YOUR ASSIGNMENT: Copy out each line of the material below that holds the string "icon".

===============

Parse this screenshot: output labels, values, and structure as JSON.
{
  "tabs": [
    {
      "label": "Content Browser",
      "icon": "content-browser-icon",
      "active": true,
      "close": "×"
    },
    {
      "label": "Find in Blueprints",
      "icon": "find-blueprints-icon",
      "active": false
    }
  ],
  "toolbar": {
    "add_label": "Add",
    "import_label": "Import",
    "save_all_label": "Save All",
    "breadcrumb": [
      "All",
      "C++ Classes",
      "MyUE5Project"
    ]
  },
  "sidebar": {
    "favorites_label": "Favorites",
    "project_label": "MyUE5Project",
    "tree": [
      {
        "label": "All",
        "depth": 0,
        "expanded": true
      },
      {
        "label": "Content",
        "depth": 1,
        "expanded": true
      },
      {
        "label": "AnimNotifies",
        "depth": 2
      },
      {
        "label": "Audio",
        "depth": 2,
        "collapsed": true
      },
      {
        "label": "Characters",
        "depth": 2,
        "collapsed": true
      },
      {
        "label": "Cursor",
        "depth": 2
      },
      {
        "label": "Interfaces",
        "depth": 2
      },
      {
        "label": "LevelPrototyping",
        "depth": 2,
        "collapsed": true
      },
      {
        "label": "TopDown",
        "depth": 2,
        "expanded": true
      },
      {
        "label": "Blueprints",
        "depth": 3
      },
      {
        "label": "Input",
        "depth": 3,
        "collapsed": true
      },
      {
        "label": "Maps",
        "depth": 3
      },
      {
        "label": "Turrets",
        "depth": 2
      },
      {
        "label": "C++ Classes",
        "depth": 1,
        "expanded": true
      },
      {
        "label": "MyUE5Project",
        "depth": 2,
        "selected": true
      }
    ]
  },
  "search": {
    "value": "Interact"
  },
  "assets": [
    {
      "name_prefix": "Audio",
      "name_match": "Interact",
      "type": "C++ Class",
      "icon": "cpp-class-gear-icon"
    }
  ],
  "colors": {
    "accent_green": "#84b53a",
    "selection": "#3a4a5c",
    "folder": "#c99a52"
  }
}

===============

ANSWER BELOW:
      "icon": "content-browser-icon",
      "icon": "find-blueprints-icon",
      "icon": "cpp-class-gear-icon"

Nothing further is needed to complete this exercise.